Notes

Views expressed in this editorial are those of the authors and not necessarily the views of the ACS. The authors declare no competing financial interest.



ACKNOWLEDGMENTS The work described herein was supported by Conselho Nacional de Pesquisa e Desenvolvimento (CNPq), FAPERGS, FAPERGS/CAPES DocFix, CAPES-PROEX (Nos. 23038.005848/2018-31, 0737/2018, 88882.182123/2018-01), FINEP, CAPES-PRINT. M.A. was partially supported by grants from the National Institute of Environmental Health Sciences (NIEHS R01ES07331, NIEHS R01ES10563, and NIEHS R01ES020852).



REFERENCES

(1) Landrigan, P. J., Fuller, R., Acosta, N. J. R., Adeyi, O., Arnold, R., Basu, N. N., Baldé, A. B., Bertollini, R., Bose-O’Reilly, S., Boufford, J. I., et al. (2018) The Lancet Commission on pollution and health. Lancet 391 (10119), 462−512. (2) Nogara, P. A., Oliveira, C. S., Schmitz, G. L., Piquini, P. C., Farina, M., Aschner, M., and Rocha, J. B. T. (2019) Methylmercury’s chemistry: From the environment to the mammalian brain. Biochim. Biophys.
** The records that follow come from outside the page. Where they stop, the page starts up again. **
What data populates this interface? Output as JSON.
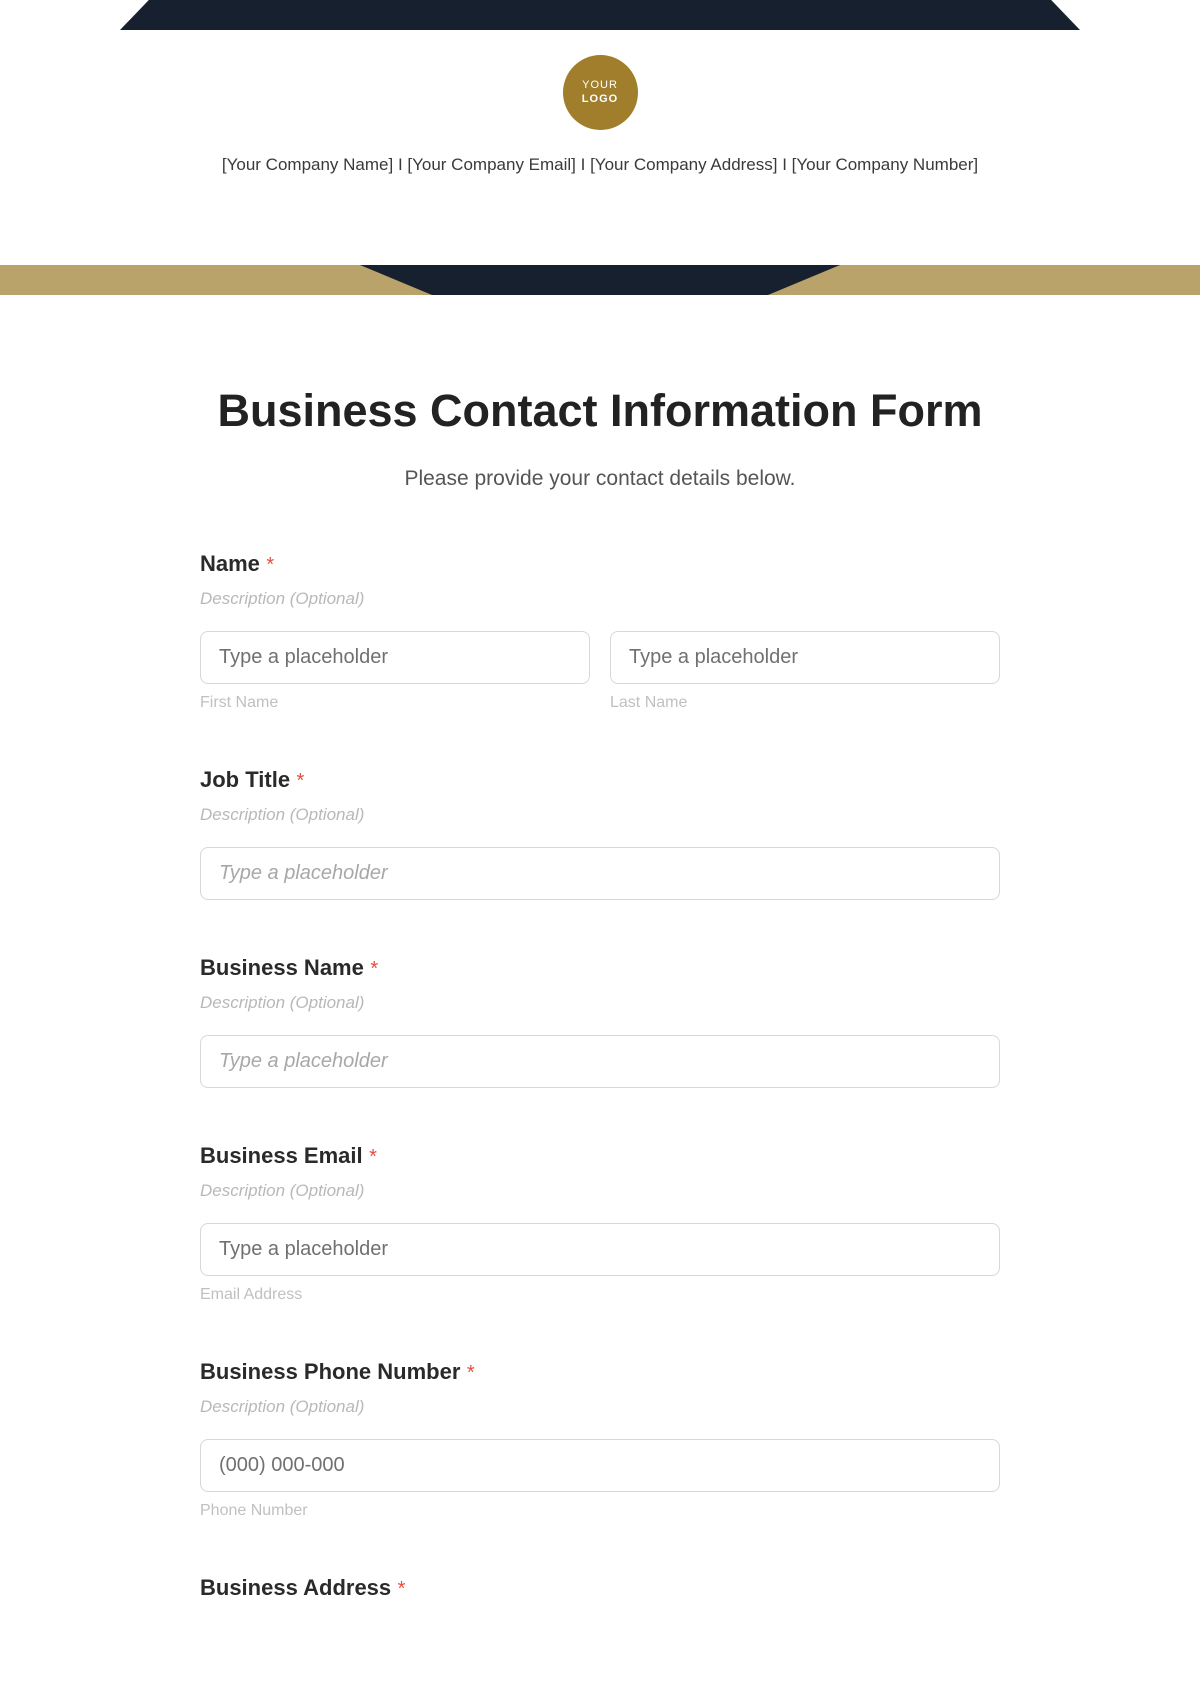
{
  "header": {
    "logo_your": "YOUR",
    "logo_logo": "LOGO",
    "company_info": "[Your Company Name] I [Your Company Email] I [Your Company Address] I [Your Company Number]"
  },
  "form": {
    "title": "Business Contact Information Form",
    "subtitle": "Please provide your contact details below.",
    "fields": {
      "name": {
        "label": "Name",
        "description": "Description (Optional)",
        "first_placeholder": "Type a placeholder",
        "last_placeholder": "Type a placeholder",
        "first_sublabel": "First Name",
        "last_sublabel": "Last Name"
      },
      "job_title": {
        "label": "Job Title",
        "description": "Description (Optional)",
        "placeholder": "Type a placeholder"
      },
      "business_name": {
        "label": "Business Name",
        "description": "Description (Optional)",
        "placeholder": "Type a placeholder"
      },
      "business_email": {
        "label": "Business Email",
        "description": "Description (Optional)",
        "placeholder": "Type a placeholder",
        "sublabel": "Email Address"
      },
      "business_phone": {
        "label": "Business Phone Number",
        "description": "Description (Optional)",
        "placeholder": "(000) 000-000",
        "sublabel": "Phone Number"
      },
      "business_address": {
        "label": "Business Address"
      }
    },
    "required_marker": "*"
  }
}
Acta, Gen. Subj., DOI: 10.1016/j.bbagen.2019.01.006. (3) Karagas, M. R., Choi, A. L., Oken, E., Horvat, M., Schoeny, R., Kamai, E., Cowell, W., Grandjean, P., and Korrick, S. (2012) Evidence on the Human Health Effects of Low-Level Methylmercury Exposure. Environ. Health Perspect. 120, 799−806. (4) Atchison, W. D. (2005) Is chemical neurotransmission altered specifically during methylmercury-induced cerebellar dysfunction? Trends Pharmacol. Sci. 26 (11), 549−557. (5) US EPA. (1997) Mercury Study Report to Congress, Volume V: Health Effects of Mercury and Mercury Compounds, EPA-452/R-97− 0071997, Office of Air Quality Planning & Standards and Office of Research and Development, US EPA. (6) Punt, A. (2018) Toxicokinetics in Risk Evaluations. Chem. Res. Toxicol. 31 (5), 285−286. (7) Sturla, S. J., Boobis, A. R., FitzGerald, R. E., Hoeng, J., Kavlock, R. J., Schirmer, K., Whelan, M., Wilks, M. F., and Peitsch, M. C. (2014) Systems Toxicology: From Basic Research to Risk Assessment. Chem. Res. Toxicol. 27 (3), 314−329.

AUTHOR INFORMATION

Corresponding Author

*E-mail: [email protected] ORCID

Joao B. T. Rocha: 0000-0003-3829-0595 C

DOI: 10.1021/acs.chemrestox.9b00126 Chem. Res. Toxicol. XXXX, XXX, XXX−XXX